Energy efficiency: Energy efficiency has perhaps shown the most promising outlook. At the global level, there is evidence of a decoupling of growth and energy use, as energy intensity continued to fall. Despite the improvement in the average annual decline in energy intensity, performance still falls short of the 2.6% yearly decline needed to meet the SDG7 target of doubling the global rate of improvement in energy efficiency by 2030. Economic growth did not outpace energy use in Western Asia, and slow progress on energy efficiency was observed in low income countries. However, improvements in the largest energy consuming sector overall – industry – were encouraging. Further, it seems that a peak in energy use has been reached in several countries, including Japan and the US, where they have continued to grow GDP while decreasing their primary energy supply. Implementing proven energy efficiency policies, such as building codes for residential and commercial facilities, and ambitious cross-sectoral integrated policy approaches that use targets or fiscal incentives have yet to be adopted in many countries.
Renewable energy: The global share of renewable energy is expected to reach only 21% by 2030, with modern renewables growing to 15% of total final energy consumption, thereby falling short of the substantial increase demanded by the SDG7 target.

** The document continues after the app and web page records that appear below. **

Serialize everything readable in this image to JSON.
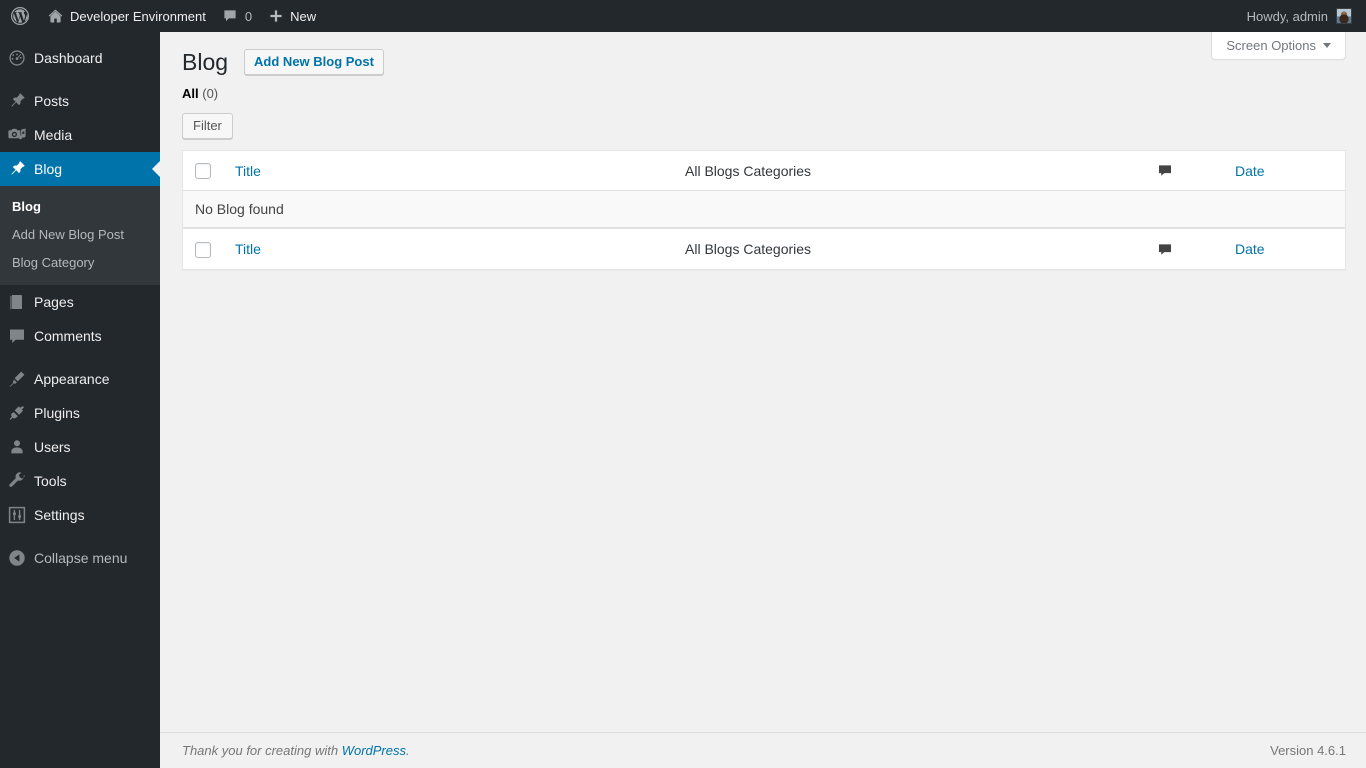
{
  "adminbar": {
    "logo_icon": "wordpress-logo-icon",
    "site_home_icon": "home-icon",
    "site_name": "Developer Environment",
    "comments_icon": "comment-bubble-icon",
    "comments_count": "0",
    "new_icon": "plus-icon",
    "new_label": "New",
    "howdy": "Howdy, admin",
    "avatar_icon": "avatar"
  },
  "sidebar": {
    "items": [
      {
        "label": "Dashboard",
        "icon": "dashboard-gauge-icon",
        "current": false
      },
      {
        "label": "Posts",
        "icon": "pin-icon",
        "current": false
      },
      {
        "label": "Media",
        "icon": "media-camera-icon",
        "current": false
      },
      {
        "label": "Blog",
        "icon": "pin-icon",
        "current": true
      },
      {
        "label": "Pages",
        "icon": "page-icon",
        "current": false
      },
      {
        "label": "Comments",
        "icon": "comment-bubble-icon",
        "current": false
      },
      {
        "label": "Appearance",
        "icon": "paintbrush-icon",
        "current": false
      },
      {
        "label": "Plugins",
        "icon": "plug-icon",
        "current": false
      },
      {
        "label": "Users",
        "icon": "user-icon",
        "current": false
      },
      {
        "label": "Tools",
        "icon": "wrench-icon",
        "current": false
      },
      {
        "label": "Settings",
        "icon": "settings-sliders-icon",
        "current": false
      }
    ],
    "submenu": [
      {
        "label": "Blog",
        "current": true
      },
      {
        "label": "Add New Blog Post",
        "current": false
      },
      {
        "label": "Blog Category",
        "current": false
      }
    ],
    "collapse": {
      "label": "Collapse menu",
      "icon": "collapse-arrow-icon"
    },
    "active_color": "#0073aa",
    "background": "#23282d",
    "submenu_background": "#32373c"
  },
  "screen_meta": {
    "screen_options_label": "Screen Options",
    "caret_icon": "chevron-down-icon"
  },
  "page": {
    "title": "Blog",
    "add_new_label": "Add New Blog Post",
    "status_label": "All",
    "status_count": "(0)",
    "filter_label": "Filter"
  },
  "table": {
    "columns": {
      "checkbox": "select-all",
      "title": "Title",
      "categories": "All Blogs Categories",
      "comments_icon": "comment-bubble-icon",
      "date": "Date"
    },
    "empty_message": "No Blog found"
  },
  "footer": {
    "thanks_prefix": "Thank you for creating with ",
    "wordpress_link": "WordPress",
    "thanks_suffix": ".",
    "version": "Version 4.6.1"
  }
}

Although rapidly falling costs have allowed solar and wind to compete with conventional power generation sources, there is still a need to accelerate progress in transport and heating, which together account for 80% of global energy consumption. Increasing the renewable energy share is particularly challenging due to the continued rapid growth of total energy consumption in the developing world, even with substantial investment in renewable energy. Moving forward, potential for renewable energy penetration exists in heating/cooling and transport, i.e. district energy systems using biomass, geothermal or solar thermal energy, and electric vehicles; phasing out of fossil fuel subsidies could help to encourage this type of shift.
In the Tracking SDG7 The Energy Progress Report press release, Rachel Kyte, Special Representative of the UN Secretary-General and CEO of Sustainable Energy for All recapped what is needed to move forward in achieving the targets set by SDG7, “As we take stock of progress towards the global goal on sustainable energy, this latest data clearly shows more action and political leadership is needed if we are to live up to our promise to leave no one behind. To meet 2030 targets, we must make every unit of energy work harder. We need to increase investment in the technologies and business models that make electricity access affordable for everyone, place even bigger bets on the remarkable capacity of renewable energy and build big markets for clean fuels and cooking access. World leaders put the promise of leaving no one behind at the heart of the Sustainable Development Goals, and now is the time for that promise to become reality.”
The report was prepared by the International Energy Agency (IEA), International Renewable Energy Agency (IRENA), United Nations Statistics Division (UNSD), World Bank (WB), and World Health Organization (WHO). Findings are based on official national-level data and measure global progress up to 2015 for renewable energy and energy efficiency, and 2016 for access to electricity and clean cooking against a baseline year of 2010. It is the fourth edition of this report, formerly known as the Global Tracking Framework (GTF).